TBY talks to Süleyman Karaman, Chairman of Turkish State Railways (TCDD), on cross-country rail connections and technology’s role in the future of local rail transit.
TBY How does Turkish State Railways (TCDD) compare to other regional rail network operators?
SÜLEYMAN KARAMAN Based on our 2009 figures, we find that our country has the most extensive railway network in terms of main routes. In addition, Turkey has the highest number of passengers, the most rail freight and production after Iran, a ranking in the mid-level range in terms of rail per 1,000 square kilometers, a ranking in the mid-level range in terms of rail per 10,000 people and the third-highest passenger frequency after Bulgaria and Greece. With 888 kilometers of track, TCDD is currently the only high-speed train operator in the region. Turkey continues to move forward as a leader in the railway sector, and many serious investments have been made since 2003. Owing to massive amounts of both political and financial support, TCDD has received a total of TL10.8 billion in funding. While in 2003 TCDD received only TL250 million, in 2011 that figure had increased to TL3.3 billion. In 2003, a high-speed train system was implemented. Since then, we have modernized existing lines, upgraded rolling stocks, developed a high-tech railway industry, improved grade crossings, expanded inner-city rail transport, realized the Izmir Egeray, Ankara Başkentray, Istanbul Marmaray, and Gaziantep Gaziray projects, restored and renovated train stations, created logistics centers, connected industrial areas to rail, and established international rail corridors.
What’s the status of the Baku-Tbilisi-Kars (BTK) railroad?
Also termed the “Steel Silk Road,” the BTK Project will be completed in 2012 and is expected to carry 1.5 million passengers and 3 million tons of freight per year in the initial period. With the implementation of the BTK, the Ankara-Istanbul high-speed line, the Marmaray, the Halkalı-Bulgaria rail project, and the ongoing Ankara-Sivas high-standard rail, a single continuous railway system will connect East and West, from Europe through Turkey and the Caucasus and on to Central Asia. Considering the $75 billion of estimated annual freight potential between Europe and Asia, the importance of international projects is very clear.
What is the importance of the Marmaray project for the Turkish railway sector?

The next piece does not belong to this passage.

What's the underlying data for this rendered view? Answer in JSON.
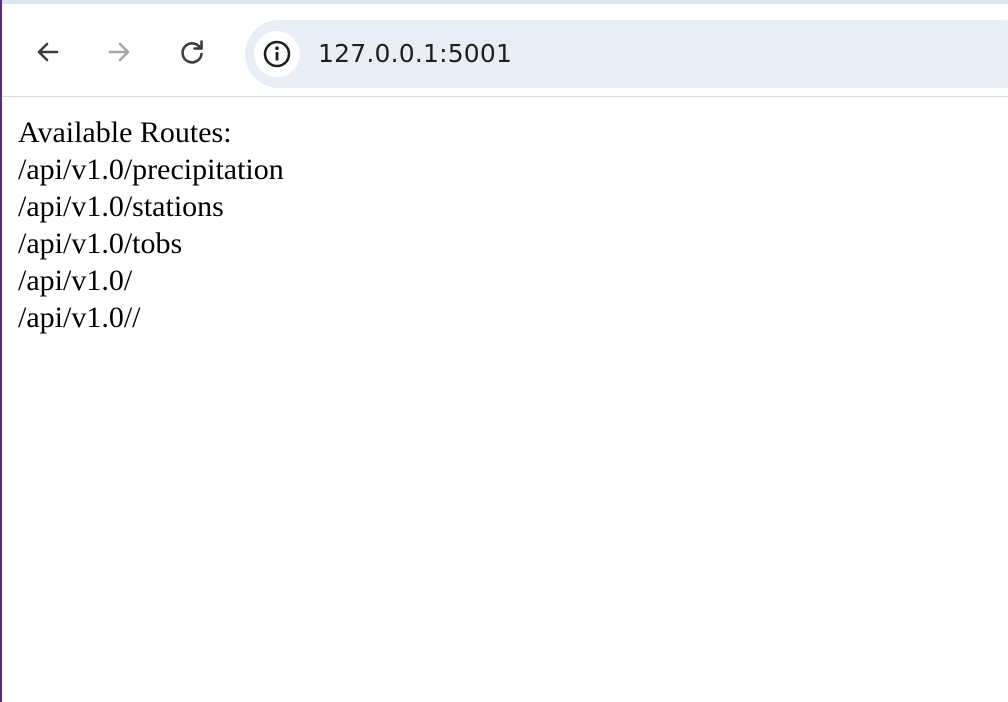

The Marmaray project is an international project that will contribute greatly to Istanbul’s inner-city transport network and unite the European and Asian continents by rail. The Marmaray project consists of four separate sub-projects: engineering and accounting services; the modernization of the Gebze-Haydarpaşa and Sirkeci-Halkalı suburban lines and electromagnetic systems; the Strait Tube Tunnel Crossing; and railway vehicle manufacturing. Once completed, a single connected railway line will run from London to Beijing. We expect the project to be completed on Republic Day, October 29, 2013. The Marmaray has a 100-year design background, and trains will run at 90-second intervals. At 55 meters below sea level, it will be the world’s deepest rail and underground station. One-way capacity is 75,000 passengers an hour and 11 million tons of freight per year. In total, 140 of the 440 vehicles and 54 train sets will be built directly by Hyundai Rotem in South Korea. The remaining 300 will be built by the Hyundai Rotem-TCDD joint venture in Adapazarı at the Hyundai-EU Rotem factory. This facility is a very important step toward domestic railway technology transfer and is expected to create a domestic railway manufacturing industry. In the coming years, it will ensure that we will be less dependent on imports and can utilize our own national resources for future railway projects, as well as export this technology to the region.
What is the potential for developing Turkish ports in line with the country’s desire to become an international center for sea transport?
Around 80% of world trade and 90% of Turkish imports and exports are done by sea. Being a natural geographic bridge between Europe, Central Asia, and the Middle East, our country has great potential to become a transportation hub. As part of the Ninth Development Plan for the period between 2007 and 2013, the development and growth of Turkey’s port infrastructure is a top priority. This means bringing our ports up to international standards, developing combined transport, facilitating privatization, defining the ports to play key roles as transit points in the Aegean and Mediterranean seas, and developing new alternative ports. In short, we must undertake a concerted effort in conjunction with the private sector to ensure the development of our coastal resources for the common good, keeping in mind the importance of environmental dimensions, and establishing a modern and comprehensive transport and trade infrastructure.
© The Business Year